## What this task involves
Nothing but the data itself, reproduced exactly, is the expected answer.

## Data supplied
--------

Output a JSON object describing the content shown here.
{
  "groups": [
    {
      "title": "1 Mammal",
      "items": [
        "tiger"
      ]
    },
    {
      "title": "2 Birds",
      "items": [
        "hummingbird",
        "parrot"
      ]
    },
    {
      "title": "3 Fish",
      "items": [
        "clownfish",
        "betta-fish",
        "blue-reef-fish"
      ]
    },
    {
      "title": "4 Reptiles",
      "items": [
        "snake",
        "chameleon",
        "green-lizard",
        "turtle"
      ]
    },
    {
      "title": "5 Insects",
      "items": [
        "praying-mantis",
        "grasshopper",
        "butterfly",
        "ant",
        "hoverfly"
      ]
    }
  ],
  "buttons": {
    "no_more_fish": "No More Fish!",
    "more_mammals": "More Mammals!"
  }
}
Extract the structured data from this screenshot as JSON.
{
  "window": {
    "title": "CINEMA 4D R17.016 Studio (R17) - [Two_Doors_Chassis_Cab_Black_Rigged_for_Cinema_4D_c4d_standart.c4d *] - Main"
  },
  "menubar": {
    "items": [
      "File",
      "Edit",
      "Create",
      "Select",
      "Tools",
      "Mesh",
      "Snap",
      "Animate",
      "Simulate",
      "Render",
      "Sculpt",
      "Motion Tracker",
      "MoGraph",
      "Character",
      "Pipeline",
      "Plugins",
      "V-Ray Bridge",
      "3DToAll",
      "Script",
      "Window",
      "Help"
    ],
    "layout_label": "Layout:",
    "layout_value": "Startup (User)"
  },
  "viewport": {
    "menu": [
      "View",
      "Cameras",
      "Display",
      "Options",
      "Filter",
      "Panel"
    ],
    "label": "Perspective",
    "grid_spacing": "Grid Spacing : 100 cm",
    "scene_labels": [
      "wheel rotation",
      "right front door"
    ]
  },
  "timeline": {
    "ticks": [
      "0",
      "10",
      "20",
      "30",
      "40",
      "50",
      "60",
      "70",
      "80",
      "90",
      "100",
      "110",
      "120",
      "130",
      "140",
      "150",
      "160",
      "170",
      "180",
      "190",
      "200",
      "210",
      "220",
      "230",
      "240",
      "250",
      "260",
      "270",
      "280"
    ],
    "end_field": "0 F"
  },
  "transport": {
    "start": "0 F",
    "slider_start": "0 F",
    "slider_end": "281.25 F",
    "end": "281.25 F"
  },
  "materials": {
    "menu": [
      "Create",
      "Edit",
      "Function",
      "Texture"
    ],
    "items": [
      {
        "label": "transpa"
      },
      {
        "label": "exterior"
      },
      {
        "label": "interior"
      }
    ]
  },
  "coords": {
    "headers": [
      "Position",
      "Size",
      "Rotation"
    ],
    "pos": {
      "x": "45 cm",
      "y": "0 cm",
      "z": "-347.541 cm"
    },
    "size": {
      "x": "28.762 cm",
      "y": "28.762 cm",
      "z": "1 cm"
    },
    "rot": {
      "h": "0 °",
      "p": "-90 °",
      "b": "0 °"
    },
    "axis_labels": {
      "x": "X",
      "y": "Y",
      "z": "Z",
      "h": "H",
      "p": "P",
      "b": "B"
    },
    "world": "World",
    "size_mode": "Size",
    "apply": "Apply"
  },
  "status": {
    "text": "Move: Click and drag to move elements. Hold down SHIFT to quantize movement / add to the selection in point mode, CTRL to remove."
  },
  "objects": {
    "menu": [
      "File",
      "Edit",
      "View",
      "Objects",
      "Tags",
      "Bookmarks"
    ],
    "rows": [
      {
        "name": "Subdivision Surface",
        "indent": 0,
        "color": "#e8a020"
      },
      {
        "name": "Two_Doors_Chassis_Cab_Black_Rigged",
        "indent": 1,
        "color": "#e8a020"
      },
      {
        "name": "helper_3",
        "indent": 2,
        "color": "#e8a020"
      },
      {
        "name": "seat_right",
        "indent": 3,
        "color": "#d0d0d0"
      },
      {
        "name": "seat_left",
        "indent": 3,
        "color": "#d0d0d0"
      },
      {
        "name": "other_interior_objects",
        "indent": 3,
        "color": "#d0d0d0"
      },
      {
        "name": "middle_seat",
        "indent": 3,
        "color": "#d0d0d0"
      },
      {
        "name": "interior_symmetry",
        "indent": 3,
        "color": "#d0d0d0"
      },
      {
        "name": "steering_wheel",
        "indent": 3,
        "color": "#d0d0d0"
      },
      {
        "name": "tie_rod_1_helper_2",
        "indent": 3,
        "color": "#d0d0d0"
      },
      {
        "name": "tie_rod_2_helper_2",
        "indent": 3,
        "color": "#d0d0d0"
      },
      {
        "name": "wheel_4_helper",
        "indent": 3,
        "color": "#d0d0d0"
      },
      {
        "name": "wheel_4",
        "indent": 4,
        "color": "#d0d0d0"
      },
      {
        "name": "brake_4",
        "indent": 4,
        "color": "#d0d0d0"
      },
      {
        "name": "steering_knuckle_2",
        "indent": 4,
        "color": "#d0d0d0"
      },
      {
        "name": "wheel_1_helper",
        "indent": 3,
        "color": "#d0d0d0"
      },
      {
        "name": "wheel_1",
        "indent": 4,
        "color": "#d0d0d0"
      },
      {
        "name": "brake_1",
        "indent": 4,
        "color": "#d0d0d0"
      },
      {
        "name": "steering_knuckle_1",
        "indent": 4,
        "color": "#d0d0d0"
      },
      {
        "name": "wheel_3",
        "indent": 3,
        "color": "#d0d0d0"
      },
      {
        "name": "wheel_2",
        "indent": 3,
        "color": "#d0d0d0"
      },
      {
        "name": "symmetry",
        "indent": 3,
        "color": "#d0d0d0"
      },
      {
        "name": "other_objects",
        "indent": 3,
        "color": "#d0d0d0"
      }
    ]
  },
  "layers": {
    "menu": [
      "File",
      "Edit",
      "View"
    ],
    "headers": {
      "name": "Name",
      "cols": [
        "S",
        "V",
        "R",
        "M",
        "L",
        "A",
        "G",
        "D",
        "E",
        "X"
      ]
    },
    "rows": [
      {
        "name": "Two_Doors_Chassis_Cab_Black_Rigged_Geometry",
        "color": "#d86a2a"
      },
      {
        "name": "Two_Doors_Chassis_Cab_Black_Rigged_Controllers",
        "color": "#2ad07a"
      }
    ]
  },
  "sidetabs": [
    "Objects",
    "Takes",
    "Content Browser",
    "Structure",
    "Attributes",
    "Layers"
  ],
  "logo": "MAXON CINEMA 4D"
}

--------

## Completed exercise
Output a JSON object describing the content shown here.
{
  "groups": [
    {
      "title": "1 Mammal",
      "items": [
        "tiger"
      ]
    },
    {
      "title": "2 Birds",
      "items": [
        "hummingbird",
        "parrot"
      ]
    },
    {
      "title": "3 Fish",
      "items": [
        "clownfish",
        "betta-fish",
        "blue-reef-fish"
      ]
    },
    {
      "title": "4 Reptiles",
      "items": [
        "snake",
        "chameleon",
        "green-lizard",
        "turtle"
      ]
    },
    {
      "title": "5 Insects",
      "items": [
        "praying-mantis",
        "grasshopper",
        "butterfly",
        "ant",
        "hoverfly"
      ]
    }
  ],
  "buttons": {
    "no_more_fish": "No More Fish!",
    "more_mammals": "More Mammals!"
  }
}
Extract the structured data from this screenshot as JSON.
{
  "window": {
    "title": "CINEMA 4D R17.016 Studio (R17) - [Two_Doors_Chassis_Cab_Black_Rigged_for_Cinema_4D_c4d_standart.c4d *] - Main"
  },
  "menubar": {
    "items": [
      "File",
      "Edit",
      "Create",
      "Select",
      "Tools",
      "Mesh",
      "Snap",
      "Animate",
      "Simulate",
      "Render",
      "Sculpt",
      "Motion Tracker",
      "MoGraph",
      "Character",
      "Pipeline",
      "Plugins",
      "V-Ray Bridge",
      "3DToAll",
      "Script",
      "Window",
      "Help"
    ],
    "layout_label": "Layout:",
    "layout_value": "Startup (User)"
  },
  "viewport": {
    "menu": [
      "View",
      "Cameras",
      "Display",
      "Options",
      "Filter",
      "Panel"
    ],
    "label": "Perspective",
    "grid_spacing": "Grid Spacing : 100 cm",
    "scene_labels": [
      "wheel rotation",
      "right front door"
    ]
  },
  "timeline": {
    "ticks": [
      "0",
      "10",
      "20",
      "30",
      "40",
      "50",
      "60",
      "70",
      "80",
      "90",
      "100",
      "110",
      "120",
      "130",
      "140",
      "150",
      "160",
      "170",
      "180",
      "190",
      "200",
      "210",
      "220",
      "230",
      "240",
      "250",
      "260",
      "270",
      "280"
    ],
    "end_field": "0 F"
  },
  "transport": {
    "start": "0 F",
    "slider_start": "0 F",
    "slider_end": "281.25 F",
    "end": "281.25 F"
  },
  "materials": {
    "menu": [
      "Create",
      "Edit",
      "Function",
      "Texture"
    ],
    "items": [
      {
        "label": "transpa"
      },
      {
        "label": "exterior"
      },
      {
        "label": "interior"
      }
    ]
  },
  "coords": {
    "headers": [
      "Position",
      "Size",
      "Rotation"
    ],
    "pos": {
      "x": "45 cm",
      "y": "0 cm",
      "z": "-347.541 cm"
    },
    "size": {
      "x": "28.762 cm",
      "y": "28.762 cm",
      "z": "1 cm"
    },
    "rot": {
      "h": "0 °",
      "p": "-90 °",
      "b": "0 °"
    },
    "axis_labels": {
      "x": "X",
      "y": "Y",
      "z": "Z",
      "h": "H",
      "p": "P",
      "b": "B"
    },
    "world": "World",
    "size_mode": "Size",
    "apply": "Apply"
  },
  "status": {
    "text": "Move: Click and drag to move elements. Hold down SHIFT to quantize movement / add to the selection in point mode, CTRL to remove."
  },
  "objects": {
    "menu": [
      "File",
      "Edit",
      "View",
      "Objects",
      "Tags",
      "Bookmarks"
    ],
    "rows": [
      {
        "name": "Subdivision Surface",
        "indent": 0,
        "color": "#e8a020"
      },
      {
        "name": "Two_Doors_Chassis_Cab_Black_Rigged",
        "indent": 1,
        "color": "#e8a020"
      },
      {
        "name": "helper_3",
        "indent": 2,
        "color": "#e8a020"
      },
      {
        "name": "seat_right",
        "indent": 3,
        "color": "#d0d0d0"
      },
      {
        "name": "seat_left",
        "indent": 3,
        "color": "#d0d0d0"
      },
      {
        "name": "other_interior_objects",
        "indent": 3,
        "color": "#d0d0d0"
      },
      {
        "name": "middle_seat",
        "indent": 3,
        "color": "#d0d0d0"
      },
      {
        "name": "interior_symmetry",
        "indent": 3,
        "color": "#d0d0d0"
      },
      {
        "name": "steering_wheel",
        "indent": 3,
        "color": "#d0d0d0"
      },
      {
        "name": "tie_rod_1_helper_2",
        "indent": 3,
        "color": "#d0d0d0"
      },
      {
        "name": "tie_rod_2_helper_2",
        "indent": 3,
        "color": "#d0d0d0"
      },
      {
        "name": "wheel_4_helper",
        "indent": 3,
        "color": "#d0d0d0"
      },
      {
        "name": "wheel_4",
        "indent": 4,
        "color": "#d0d0d0"
      },
      {
        "name": "brake_4",
        "indent": 4,
        "color": "#d0d0d0"
      },
      {
        "name": "steering_knuckle_2",
        "indent": 4,
        "color": "#d0d0d0"
      },
      {
        "name": "wheel_1_helper",
        "indent": 3,
        "color": "#d0d0d0"
      },
      {
        "name": "wheel_1",
        "indent": 4,
        "color": "#d0d0d0"
      },
      {
        "name": "brake_1",
        "indent": 4,
        "color": "#d0d0d0"
      },
      {
        "name": "steering_knuckle_1",
        "indent": 4,
        "color": "#d0d0d0"
      },
      {
        "name": "wheel_3",
        "indent": 3,
        "color": "#d0d0d0"
      },
      {
        "name": "wheel_2",
        "indent": 3,
        "color": "#d0d0d0"
      },
      {
        "name": "symmetry",
        "indent": 3,
        "color": "#d0d0d0"
      },
      {
        "name": "other_objects",
        "indent": 3,
        "color": "#d0d0d0"
      }
    ]
  },
  "layers": {
    "menu": [
      "File",
      "Edit",
      "View"
    ],
    "headers": {
      "name": "Name",
      "cols": [
        "S",
        "V",
        "R",
        "M",
        "L",
        "A",
        "G",
        "D",
        "E",
        "X"
      ]
    },
    "rows": [
      {
        "name": "Two_Doors_Chassis_Cab_Black_Rigged_Geometry",
        "color": "#d86a2a"
      },
      {
        "name": "Two_Doors_Chassis_Cab_Black_Rigged_Controllers",
        "color": "#2ad07a"
      }
    ]
  },
  "sidetabs": [
    "Objects",
    "Takes",
    "Content Browser",
    "Structure",
    "Attributes",
    "Layers"
  ],
  "logo": "MAXON CINEMA 4D"
}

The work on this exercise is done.